Destroy Everything in a Calm and Orderly Fashion

I began dismantling my life in earnest about two weeks ago. In another two weeks, I will begin reassembling it 7,000+ miles away.

I’m leaving New York City for Taipei. It’s been a slow-motion exit, where the inkling to leave flitted across my mind nearly two years ago in 2014.  I can recall seeing a vision of my future that was not taking place in the city. It’s scary to see such a thing, because you can’t know how that vision will be realized. You only know that it means your current situation and any settled-ness and comfort that you have presently will somehow dissolve.

I felt that the least I could do was investigate how I might live in other places, so I traveled to San Francisco, Portland, and Los Angeles. Portland was the frontrunner, but I still didn’t have any idea how to get there. It’s extraordinarily hard to escape the inertia of your life, even when you have the desire for change. Fear of uncertainty and fear of hardship can keep you humming along the same track for a long, long time.

So sometimes it’s a real blessing when your hand is forced and the uncertainty and hardship come directly to you. In July 2015, I was laid off from my job. When an executive at the company broke the news to me, I immediately, reflexively began crying. Then I walked out of there and felt a surreal freedom to finally pursue a number of goals that were never going to be met as long as I worked at that company.

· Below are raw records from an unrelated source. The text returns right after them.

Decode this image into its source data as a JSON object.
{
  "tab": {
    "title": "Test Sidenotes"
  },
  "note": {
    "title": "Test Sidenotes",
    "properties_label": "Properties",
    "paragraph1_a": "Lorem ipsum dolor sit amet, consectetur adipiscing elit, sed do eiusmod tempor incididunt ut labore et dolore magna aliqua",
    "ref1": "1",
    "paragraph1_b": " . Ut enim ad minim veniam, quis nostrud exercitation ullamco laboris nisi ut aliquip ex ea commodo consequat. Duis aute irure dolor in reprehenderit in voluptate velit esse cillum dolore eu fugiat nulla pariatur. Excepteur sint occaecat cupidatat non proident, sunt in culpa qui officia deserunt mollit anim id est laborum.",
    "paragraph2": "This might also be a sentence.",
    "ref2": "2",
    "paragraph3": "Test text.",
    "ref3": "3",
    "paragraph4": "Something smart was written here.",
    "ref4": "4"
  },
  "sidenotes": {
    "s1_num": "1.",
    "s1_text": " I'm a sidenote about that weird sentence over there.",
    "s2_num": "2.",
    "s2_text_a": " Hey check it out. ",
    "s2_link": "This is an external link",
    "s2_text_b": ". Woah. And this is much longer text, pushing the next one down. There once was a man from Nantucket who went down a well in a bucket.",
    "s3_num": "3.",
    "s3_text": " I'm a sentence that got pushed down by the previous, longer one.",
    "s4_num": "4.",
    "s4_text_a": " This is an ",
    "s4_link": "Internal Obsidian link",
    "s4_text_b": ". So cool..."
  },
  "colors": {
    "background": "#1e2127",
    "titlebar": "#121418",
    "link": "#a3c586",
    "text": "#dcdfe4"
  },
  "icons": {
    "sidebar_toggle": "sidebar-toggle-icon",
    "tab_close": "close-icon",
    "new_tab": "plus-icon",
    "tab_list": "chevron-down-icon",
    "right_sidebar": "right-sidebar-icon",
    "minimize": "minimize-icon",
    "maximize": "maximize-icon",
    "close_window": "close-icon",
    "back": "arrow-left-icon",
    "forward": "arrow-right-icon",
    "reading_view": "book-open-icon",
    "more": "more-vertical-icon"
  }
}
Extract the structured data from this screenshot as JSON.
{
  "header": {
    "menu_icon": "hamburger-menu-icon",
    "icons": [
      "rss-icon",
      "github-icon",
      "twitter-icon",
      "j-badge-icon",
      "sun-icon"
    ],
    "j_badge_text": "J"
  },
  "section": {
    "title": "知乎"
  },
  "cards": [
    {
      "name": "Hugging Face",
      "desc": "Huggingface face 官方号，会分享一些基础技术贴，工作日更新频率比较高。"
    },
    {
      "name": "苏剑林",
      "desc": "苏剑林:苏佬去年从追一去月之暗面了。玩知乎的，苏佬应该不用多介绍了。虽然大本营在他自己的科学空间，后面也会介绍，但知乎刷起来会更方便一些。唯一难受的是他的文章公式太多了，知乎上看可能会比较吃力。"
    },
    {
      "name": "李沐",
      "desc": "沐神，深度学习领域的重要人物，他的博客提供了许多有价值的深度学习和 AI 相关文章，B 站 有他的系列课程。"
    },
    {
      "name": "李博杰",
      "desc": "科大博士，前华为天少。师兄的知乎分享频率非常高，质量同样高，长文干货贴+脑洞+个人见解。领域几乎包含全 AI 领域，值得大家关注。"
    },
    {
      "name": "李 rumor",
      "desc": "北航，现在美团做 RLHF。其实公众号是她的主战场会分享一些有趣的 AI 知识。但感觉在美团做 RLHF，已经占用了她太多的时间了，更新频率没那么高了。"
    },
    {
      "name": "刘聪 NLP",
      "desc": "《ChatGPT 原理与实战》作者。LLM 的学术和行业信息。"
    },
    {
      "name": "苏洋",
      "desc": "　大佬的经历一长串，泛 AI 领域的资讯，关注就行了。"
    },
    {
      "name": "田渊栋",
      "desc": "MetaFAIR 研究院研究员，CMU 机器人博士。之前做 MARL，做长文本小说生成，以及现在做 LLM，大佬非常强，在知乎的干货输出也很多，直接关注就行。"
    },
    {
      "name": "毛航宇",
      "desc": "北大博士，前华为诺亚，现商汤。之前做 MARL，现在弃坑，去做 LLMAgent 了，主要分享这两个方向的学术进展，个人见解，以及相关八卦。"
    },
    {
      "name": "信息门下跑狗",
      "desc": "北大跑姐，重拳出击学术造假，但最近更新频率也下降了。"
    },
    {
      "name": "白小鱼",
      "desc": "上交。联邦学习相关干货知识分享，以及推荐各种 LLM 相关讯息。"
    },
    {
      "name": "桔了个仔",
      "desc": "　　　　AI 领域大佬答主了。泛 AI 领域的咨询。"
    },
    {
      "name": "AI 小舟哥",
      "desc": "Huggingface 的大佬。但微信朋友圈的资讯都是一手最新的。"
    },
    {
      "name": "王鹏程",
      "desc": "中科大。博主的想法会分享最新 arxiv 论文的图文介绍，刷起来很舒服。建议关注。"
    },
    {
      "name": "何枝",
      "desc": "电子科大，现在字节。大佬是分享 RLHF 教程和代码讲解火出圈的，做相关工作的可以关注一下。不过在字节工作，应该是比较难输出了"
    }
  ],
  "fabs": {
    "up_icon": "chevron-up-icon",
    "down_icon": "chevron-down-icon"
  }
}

One of those goals was to visit Taiwan, which I did for one month over September and October. It had been a decade since my last visit, and it was the first time that I went by myself. The language barrier and the cultural differences were challenging, but rising to those challenges invigorated me. I was learning constantly, even if it was just sitting on the bus trying to read the stops or trying to order a cup of coffee.

When I returned to New York, I found that absence had not made my heart grow fonder. The growing sense that I was no longer suited for the city escalated into an urgent impulse to go somewhere, anywhere else. I looked at apartments and job listings on the West Coast and even toyed with the idea of moving back to Alabama (I was that desperate). I also applied to the Chinese learning program at National Taiwan University.

When I got the acceptance letter, I thought “OK, this is an actual possibility” but still balked at what it would take to get there. What kind of paperwork do I have to do? Will my job allow me to go? How am I going to find a place to live? What am I going to do with my apartment in New York? Will I lose the friendships and community I so love and rely on? Is this a huge irreversible mistake that is going to ruin me financially, professionally, and personally? I waffled on making a decision until after New Year’s Day, at which point I had less than 2 months to prepare for leaving New York/the country, if that was indeed my decision.

Or, I should say it felt like my decision was being made for me as everything slowly fell into place. I basically hopped onto a Gantt chart that started January 1 and leads up to February 22, registration day for the program and the latest day I absolutely have to be in Taipei in order to enroll. Housing, job, plane ticket, visa, moving arrangements, all of it fell into place. There were definitely moments where I was given over to despair and panic–“I’m ruining my life! I regret this decision!”–but really, there was divine providence in the speed and smoothness with which each task was accomplished.

I couldn’t have asked for a more calm and orderly way to dismantle life in New York. Let’s see how the rebuilding process goes in Taipei.

P.S. This blog is no longer about ice cream. I broke up with ice cream around November 2015. We still hang out sometimes.